Table of contents

Author’s Note

Acknowledgements

Ch 1: The Theories of Otherness

Ch 2: Other Societies: Imperialist Knowledges and Orientalist Representations

Ch 3: The Other-Body or Alterity Inscribed in the Flesh

Ch 4: The Indian: Domination, Erasure and Appropriation

Ch 5: The Other Observed or “Teaching Through the Eyes”

Ch 6: Of Missions and Emotions: Children and the Missionary Mobilization

Conclusion

Appendix

Notes

Bibliography

List of Abbreviations

Description

Exposing the history of racism in Canada’s classrooms

Winner of the prestigious Clio-Quebec, Lionel-Groulx, and Canadian History of Education Association awards

In School of Racism, Catherine Larochelle demonstrates how Quebec’s school system has, from its inception and for decades, taught and endorsed colonial domination and racism. This English translation extends its crucial lesson to readers worldwide, bridging English- and French-Canadian histories to deliver a better understanding of Canada’s past and present identity.

Guided by postcolonial, antiracist, and feminist theories and methodologies, Larochelle examines late-nineteenth and early-twentieth-century classroom materials used in Quebec’s public and private schools. Many of these materials made their way into curricula across the country and contained textual and visual representations that constructed Indigenous, Black, Arab, and Asian peoples as “the Other” while reinforcing the collective identity of Quebec, and Canada more broadly, as white. 

School of Racism uncovers the ways Canada’s education system has supported and sustained ideologies of white supremacy—ideologies so deeply embedded that they still linger in school texts and programming today. Offering insights into how concepts of nationalism and racism overlap, Larochelle’s innovative analysis helps educators confront discrimination in their classrooms and furthers discussions about race and colonialism in Canada.

Reviews

"The elixir to combating racism, in a very Murray-Sinclair-esque way, is through education. Larochelle sees contemporary public education as a means to bring people together, expose children to deep thinking, empathy and ethical reasoning.
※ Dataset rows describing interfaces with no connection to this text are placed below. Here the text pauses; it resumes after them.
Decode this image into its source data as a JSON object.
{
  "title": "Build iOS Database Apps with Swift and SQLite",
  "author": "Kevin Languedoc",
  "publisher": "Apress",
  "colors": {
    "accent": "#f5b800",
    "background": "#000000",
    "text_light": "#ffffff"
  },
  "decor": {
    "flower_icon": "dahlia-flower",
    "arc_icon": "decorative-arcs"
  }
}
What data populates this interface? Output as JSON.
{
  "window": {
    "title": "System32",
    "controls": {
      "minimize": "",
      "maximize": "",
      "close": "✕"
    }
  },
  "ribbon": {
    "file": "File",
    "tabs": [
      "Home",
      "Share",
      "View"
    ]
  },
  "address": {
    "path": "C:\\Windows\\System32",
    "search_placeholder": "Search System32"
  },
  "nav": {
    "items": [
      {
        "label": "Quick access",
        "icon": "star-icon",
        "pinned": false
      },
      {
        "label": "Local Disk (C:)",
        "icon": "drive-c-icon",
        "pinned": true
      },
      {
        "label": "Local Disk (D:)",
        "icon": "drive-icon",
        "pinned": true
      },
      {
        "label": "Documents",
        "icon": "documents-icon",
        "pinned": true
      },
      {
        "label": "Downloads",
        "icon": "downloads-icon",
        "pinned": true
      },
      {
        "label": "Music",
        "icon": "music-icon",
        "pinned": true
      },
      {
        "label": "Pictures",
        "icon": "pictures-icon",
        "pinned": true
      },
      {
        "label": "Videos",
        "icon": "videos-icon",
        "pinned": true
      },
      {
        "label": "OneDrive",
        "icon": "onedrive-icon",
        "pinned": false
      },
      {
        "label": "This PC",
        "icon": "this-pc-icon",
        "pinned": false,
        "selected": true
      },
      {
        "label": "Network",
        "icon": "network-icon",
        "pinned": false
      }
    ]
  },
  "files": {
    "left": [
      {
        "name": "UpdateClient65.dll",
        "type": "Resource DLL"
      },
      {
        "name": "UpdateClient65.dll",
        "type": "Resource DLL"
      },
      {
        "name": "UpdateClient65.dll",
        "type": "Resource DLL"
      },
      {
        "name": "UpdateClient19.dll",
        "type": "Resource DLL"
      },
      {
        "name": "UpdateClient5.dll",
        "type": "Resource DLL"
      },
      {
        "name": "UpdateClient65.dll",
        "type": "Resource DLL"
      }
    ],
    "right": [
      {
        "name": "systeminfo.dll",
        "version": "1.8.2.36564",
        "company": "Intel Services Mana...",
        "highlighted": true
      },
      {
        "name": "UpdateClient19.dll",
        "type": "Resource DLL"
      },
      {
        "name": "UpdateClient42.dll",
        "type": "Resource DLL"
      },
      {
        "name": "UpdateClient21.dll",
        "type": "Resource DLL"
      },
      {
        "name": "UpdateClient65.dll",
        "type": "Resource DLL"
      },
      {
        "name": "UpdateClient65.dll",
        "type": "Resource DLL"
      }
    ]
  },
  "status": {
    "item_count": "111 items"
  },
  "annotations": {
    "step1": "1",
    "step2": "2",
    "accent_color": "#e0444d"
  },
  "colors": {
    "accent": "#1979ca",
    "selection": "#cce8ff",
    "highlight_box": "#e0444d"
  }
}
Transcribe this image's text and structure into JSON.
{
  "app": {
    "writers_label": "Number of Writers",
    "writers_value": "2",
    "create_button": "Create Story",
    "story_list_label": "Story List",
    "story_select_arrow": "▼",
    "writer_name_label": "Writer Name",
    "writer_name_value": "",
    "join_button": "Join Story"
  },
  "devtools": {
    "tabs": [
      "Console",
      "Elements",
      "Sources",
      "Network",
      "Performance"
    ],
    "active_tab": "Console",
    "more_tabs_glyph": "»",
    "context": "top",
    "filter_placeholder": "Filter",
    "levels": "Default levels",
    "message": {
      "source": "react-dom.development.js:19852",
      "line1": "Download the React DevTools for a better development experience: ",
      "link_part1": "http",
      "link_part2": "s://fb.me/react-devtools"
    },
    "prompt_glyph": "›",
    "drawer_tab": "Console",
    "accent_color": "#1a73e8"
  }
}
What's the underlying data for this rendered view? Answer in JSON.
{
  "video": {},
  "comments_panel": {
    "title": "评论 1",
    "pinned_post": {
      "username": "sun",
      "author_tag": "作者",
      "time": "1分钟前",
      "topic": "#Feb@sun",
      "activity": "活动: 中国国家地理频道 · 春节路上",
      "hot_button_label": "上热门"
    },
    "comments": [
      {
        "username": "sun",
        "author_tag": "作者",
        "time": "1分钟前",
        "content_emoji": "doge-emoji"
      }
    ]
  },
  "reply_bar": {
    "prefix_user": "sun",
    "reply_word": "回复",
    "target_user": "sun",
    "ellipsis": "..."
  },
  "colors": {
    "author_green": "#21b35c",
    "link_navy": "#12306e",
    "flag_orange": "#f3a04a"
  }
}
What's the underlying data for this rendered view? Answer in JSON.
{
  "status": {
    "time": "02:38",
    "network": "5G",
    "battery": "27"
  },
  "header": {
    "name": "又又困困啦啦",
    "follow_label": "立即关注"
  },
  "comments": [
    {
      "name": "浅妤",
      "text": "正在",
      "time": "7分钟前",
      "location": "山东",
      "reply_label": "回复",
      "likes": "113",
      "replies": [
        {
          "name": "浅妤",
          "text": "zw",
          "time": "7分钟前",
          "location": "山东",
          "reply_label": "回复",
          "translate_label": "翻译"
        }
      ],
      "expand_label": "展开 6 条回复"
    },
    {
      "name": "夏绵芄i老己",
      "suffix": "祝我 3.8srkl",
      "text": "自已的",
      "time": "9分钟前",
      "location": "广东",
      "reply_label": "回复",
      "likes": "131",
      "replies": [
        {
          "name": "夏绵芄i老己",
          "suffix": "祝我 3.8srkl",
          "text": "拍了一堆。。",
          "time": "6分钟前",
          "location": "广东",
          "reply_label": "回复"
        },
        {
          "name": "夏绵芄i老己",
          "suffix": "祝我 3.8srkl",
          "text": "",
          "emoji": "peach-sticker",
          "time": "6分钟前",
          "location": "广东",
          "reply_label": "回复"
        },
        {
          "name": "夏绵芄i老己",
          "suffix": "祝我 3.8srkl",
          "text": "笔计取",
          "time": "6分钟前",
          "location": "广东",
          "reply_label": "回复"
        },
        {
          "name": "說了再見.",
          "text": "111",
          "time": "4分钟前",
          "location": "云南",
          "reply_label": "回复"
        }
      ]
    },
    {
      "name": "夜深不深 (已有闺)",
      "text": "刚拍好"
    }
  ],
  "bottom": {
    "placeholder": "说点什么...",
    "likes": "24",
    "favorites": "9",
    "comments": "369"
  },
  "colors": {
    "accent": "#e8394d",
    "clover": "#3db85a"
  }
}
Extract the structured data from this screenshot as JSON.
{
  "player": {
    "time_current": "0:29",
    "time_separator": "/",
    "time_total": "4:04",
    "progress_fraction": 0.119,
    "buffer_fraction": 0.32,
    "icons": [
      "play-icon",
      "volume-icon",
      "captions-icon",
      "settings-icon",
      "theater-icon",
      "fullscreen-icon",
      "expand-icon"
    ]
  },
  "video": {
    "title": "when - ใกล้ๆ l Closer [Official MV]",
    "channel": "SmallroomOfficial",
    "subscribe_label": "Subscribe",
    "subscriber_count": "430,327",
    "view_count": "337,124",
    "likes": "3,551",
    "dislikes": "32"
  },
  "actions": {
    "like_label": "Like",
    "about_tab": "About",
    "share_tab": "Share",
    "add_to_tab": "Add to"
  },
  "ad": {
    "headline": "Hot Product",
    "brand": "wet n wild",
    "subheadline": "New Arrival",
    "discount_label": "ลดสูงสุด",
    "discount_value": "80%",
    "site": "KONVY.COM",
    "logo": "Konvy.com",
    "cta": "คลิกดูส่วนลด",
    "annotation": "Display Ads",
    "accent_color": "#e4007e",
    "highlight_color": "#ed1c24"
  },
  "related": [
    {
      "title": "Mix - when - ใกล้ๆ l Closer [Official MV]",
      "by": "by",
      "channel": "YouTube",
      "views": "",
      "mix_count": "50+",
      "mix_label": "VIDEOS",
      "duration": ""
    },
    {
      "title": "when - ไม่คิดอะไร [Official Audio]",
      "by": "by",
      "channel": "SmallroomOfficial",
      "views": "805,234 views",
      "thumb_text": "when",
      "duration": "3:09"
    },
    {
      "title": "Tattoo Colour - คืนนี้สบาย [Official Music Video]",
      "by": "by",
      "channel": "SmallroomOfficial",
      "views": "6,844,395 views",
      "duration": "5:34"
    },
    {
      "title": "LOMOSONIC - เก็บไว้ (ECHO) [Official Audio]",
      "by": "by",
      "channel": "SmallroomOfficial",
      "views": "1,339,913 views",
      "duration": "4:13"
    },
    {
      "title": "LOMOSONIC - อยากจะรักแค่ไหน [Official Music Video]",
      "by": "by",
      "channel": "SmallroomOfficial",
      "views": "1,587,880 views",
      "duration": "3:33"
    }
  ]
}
A tremendous repurposing, then, of public education and a reason to support it, now more than ever—a call to action for all teachers."

- Matt Henderson